Katrina not only did the government fail at this job, but then it also
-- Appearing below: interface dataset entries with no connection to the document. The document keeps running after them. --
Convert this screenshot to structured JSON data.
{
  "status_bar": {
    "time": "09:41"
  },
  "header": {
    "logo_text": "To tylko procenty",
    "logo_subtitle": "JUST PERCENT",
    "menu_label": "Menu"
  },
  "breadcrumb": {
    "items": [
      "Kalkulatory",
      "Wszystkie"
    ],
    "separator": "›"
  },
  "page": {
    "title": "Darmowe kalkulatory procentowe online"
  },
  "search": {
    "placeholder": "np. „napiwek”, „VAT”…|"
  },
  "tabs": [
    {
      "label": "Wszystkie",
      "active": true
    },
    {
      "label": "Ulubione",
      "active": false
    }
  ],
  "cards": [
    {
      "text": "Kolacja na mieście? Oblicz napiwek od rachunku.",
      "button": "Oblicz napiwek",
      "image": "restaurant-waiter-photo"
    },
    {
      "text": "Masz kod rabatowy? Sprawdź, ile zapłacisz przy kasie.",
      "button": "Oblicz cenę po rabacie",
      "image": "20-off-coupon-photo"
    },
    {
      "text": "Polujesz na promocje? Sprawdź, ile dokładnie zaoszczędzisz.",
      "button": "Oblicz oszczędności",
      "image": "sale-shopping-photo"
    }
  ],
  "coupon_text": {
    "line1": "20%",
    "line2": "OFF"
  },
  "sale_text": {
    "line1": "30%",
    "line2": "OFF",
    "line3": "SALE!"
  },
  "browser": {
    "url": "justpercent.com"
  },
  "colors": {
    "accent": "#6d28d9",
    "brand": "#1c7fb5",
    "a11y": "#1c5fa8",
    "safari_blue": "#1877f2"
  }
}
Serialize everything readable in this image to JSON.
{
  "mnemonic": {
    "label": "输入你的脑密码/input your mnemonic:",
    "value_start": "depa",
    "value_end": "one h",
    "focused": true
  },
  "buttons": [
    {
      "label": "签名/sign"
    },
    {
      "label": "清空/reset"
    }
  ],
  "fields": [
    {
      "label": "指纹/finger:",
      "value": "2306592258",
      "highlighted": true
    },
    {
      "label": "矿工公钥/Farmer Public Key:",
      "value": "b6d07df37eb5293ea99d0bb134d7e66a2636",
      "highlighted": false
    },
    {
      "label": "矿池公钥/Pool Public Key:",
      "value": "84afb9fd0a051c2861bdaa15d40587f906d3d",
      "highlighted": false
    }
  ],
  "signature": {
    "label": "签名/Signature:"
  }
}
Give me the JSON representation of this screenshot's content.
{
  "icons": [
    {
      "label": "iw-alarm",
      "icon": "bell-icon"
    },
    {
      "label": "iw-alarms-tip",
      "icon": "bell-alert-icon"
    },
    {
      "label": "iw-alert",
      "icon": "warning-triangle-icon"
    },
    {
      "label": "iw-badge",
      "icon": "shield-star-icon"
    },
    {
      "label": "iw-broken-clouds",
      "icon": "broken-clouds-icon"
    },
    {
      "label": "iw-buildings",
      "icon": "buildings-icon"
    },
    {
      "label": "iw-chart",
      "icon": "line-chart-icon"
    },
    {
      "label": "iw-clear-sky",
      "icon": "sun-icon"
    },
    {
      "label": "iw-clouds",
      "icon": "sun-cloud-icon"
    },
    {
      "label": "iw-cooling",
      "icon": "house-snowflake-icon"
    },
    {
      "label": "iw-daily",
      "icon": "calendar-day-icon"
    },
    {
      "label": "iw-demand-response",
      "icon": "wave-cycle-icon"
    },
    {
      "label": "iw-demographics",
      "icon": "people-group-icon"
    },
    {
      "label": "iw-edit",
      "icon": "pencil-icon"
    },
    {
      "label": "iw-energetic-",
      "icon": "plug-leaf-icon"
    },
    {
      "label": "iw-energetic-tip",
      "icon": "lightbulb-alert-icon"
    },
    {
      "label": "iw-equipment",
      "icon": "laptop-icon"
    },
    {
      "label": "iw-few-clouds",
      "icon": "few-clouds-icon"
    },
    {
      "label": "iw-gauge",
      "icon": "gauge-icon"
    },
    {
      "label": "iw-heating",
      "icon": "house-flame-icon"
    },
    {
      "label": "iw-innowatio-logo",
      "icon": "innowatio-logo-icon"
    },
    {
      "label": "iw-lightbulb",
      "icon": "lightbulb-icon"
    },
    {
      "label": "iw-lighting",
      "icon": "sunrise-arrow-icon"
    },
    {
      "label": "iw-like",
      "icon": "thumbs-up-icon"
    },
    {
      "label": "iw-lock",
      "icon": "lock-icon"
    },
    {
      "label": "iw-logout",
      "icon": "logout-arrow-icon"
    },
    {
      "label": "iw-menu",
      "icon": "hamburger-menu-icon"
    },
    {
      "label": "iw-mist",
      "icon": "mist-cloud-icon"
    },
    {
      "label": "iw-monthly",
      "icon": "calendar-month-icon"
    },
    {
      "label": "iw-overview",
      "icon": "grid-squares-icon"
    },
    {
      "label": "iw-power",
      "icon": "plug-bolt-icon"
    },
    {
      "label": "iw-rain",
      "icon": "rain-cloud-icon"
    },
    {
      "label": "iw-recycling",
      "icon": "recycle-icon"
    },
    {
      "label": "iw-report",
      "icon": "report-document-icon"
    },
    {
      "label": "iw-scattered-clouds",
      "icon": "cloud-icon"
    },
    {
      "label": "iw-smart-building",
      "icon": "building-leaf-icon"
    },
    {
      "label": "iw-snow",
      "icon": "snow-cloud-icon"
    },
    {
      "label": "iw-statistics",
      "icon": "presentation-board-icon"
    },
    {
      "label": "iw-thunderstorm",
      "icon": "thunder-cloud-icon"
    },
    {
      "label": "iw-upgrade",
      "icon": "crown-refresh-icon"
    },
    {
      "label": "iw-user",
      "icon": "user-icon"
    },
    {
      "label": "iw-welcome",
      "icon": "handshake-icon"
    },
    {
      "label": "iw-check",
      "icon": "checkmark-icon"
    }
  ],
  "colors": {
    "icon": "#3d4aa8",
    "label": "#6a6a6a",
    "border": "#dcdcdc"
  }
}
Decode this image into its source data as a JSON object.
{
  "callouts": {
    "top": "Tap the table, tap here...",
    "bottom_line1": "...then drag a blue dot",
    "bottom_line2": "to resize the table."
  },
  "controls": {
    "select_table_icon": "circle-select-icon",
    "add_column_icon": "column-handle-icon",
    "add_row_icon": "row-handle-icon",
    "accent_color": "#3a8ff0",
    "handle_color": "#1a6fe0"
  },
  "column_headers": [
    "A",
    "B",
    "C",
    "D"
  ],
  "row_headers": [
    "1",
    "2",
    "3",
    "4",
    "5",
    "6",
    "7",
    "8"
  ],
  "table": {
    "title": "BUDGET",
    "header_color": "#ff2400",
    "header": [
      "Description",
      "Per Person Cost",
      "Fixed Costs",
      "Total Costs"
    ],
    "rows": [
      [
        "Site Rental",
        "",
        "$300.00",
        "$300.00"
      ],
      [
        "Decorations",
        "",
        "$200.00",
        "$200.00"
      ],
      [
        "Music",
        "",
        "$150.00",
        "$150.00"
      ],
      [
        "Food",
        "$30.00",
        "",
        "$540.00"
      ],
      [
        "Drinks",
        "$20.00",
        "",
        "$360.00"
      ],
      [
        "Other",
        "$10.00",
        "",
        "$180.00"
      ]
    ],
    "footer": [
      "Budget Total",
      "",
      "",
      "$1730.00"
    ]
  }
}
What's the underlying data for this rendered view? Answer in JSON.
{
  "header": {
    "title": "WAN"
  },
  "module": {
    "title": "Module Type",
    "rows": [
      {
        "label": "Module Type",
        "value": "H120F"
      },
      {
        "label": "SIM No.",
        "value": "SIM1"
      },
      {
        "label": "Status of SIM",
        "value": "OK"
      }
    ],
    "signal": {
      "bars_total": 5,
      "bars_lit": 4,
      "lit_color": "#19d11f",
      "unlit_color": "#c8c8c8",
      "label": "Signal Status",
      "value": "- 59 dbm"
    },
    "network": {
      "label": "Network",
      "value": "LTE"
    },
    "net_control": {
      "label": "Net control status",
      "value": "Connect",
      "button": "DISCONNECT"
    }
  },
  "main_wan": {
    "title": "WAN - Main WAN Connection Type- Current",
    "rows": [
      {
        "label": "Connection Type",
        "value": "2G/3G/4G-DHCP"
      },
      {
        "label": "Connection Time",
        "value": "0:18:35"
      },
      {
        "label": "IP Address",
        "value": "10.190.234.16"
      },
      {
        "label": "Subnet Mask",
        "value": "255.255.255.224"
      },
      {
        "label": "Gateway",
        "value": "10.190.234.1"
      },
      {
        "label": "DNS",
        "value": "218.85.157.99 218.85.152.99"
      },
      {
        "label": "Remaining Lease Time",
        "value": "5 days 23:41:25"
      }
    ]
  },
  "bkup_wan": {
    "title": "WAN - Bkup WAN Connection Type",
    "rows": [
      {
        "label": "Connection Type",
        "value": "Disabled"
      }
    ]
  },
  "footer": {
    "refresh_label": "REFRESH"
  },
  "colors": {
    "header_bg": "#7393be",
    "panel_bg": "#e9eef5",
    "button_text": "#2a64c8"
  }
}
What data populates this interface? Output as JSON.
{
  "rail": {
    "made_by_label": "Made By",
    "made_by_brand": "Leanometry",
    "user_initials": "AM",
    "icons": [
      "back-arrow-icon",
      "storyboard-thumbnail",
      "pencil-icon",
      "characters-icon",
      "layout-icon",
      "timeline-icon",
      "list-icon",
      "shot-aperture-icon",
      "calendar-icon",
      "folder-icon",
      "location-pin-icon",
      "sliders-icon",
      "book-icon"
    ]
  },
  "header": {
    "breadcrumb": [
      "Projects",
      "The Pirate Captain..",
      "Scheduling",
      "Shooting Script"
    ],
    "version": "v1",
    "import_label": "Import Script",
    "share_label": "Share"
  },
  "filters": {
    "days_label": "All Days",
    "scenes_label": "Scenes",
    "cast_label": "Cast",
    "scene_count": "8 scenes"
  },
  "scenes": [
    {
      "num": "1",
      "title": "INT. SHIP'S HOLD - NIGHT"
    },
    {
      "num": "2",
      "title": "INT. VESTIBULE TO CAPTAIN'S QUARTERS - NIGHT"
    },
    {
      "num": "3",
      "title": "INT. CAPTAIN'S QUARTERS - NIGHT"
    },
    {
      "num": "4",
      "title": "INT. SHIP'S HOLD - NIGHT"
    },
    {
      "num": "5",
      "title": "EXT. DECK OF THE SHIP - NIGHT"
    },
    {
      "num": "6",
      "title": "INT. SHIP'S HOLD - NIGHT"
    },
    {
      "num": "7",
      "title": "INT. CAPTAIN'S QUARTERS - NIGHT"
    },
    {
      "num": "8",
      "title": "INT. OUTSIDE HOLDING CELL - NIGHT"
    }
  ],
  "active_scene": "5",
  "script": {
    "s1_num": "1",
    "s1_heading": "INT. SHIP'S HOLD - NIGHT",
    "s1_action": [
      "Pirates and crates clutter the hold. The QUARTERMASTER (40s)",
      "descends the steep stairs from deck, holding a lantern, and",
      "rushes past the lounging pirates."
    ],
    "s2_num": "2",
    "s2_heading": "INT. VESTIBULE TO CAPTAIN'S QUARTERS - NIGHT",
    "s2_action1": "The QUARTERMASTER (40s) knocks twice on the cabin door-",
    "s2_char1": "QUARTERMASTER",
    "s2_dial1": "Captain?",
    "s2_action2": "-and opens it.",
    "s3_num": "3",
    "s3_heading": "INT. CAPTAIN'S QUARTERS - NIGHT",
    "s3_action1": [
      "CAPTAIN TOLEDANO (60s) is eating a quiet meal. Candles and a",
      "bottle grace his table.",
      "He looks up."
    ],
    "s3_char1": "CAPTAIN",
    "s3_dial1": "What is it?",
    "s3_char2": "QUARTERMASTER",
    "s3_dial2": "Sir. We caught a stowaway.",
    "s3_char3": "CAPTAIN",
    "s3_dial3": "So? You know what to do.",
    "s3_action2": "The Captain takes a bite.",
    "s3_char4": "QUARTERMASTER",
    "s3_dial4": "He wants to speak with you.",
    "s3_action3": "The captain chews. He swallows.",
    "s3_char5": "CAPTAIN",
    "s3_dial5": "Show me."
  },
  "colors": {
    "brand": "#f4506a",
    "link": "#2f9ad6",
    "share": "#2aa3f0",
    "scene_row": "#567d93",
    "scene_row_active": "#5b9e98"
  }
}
infringed on the market's ability to work--a double whammy."Emily Chamily-Wright replied: "The theme we ought to hit is "what can outsiders do to tap the capacity of civil society?". This advice is rather general and abstract, but that is part of the point. Official relief providers can extend their effectiveness by identifying community networks and leaders within those networks that can be the source of local knowledge, authority, and habits of association that can be pivotal to rescue operations, administration of relief and taking the first steps toward recovery.""As the immediate crisis passes, the concern will turn to rebuilding. The challenges of a disaster of this scale cannot (no matter how much outside help may come) be overcome by official forms of help but instead must be met by local citizens. In the context of US disasters the effort to help often inhibits able bodied pioneers from taking the first critical steps toward rebuilding community. Such forms of "help" had a devastating effect in some New Orleans neighborhoods. The citizens of Haiti simply cannot afford to miss opportunities to tap the capacity that is within civil society."When I see the frustration with reporters and the people in the aftermath of the chaos with the inability of coordinated efforts to deliver food and water to the population I am reminded of a fundamental debate in economics and political economy about planning and coordination. Back in 1990, Patrick Bolton and Joseph Farrell published a paper in the JPE on decentralization, duplicaiton and delay. In the mid 1980s, Sah and Stiglitz had published their architecture of economic systems paper in the AER. Both papers, working from an imperfect information framework, discussed the trade-offs between centralized coordination and decentralized coordination. I tried to write a response at the time, but that paper never was able to find a home -- though ironcially it was one of the papers that I wrote at the time that came the closest in the referee process to landing in a major journal. Still the basic insight in that paper was obviously not from me, but from Hayek and strangely enough for someone like me, George Stigler. In Stigler's Memoirs of an Unregulated Economists (the best autobiography of an economist I have read yet), he recounts a story during WWII. Koopmans had written him a letter outraged by the suggestion he had heard attributed to Stigler --- that in the case of a bombing of NYC, we should allow the price system to work to guide the evacuation and allocate resources. Stigler replied that he had not made such a suggestion, but upon reflection he actually thought it was a good idea. He explained that in the immediate aftermath of such a bombing any system would be chaotic, but if there was repeated bombings that the price system would outperform alternatives. And his reasons was that the price system was amazingly risilient and adaptative to changing circumstances.In the years since 1990, and the variety of episodes I have studied from transition economies to development economics to disaster and recovery efforts, I see no evidence that Stigler's thoughts on this should be questioned. The real question is why such brilliant minds in economics as Koopmans and Stiglitz could ever come to an alternative position from Stigler's on the use of the price system to guide resource use in not only normal times, but especially in times of emergency. Perhaps it is time to go back and revisit that response to decentralization, duplication and delay.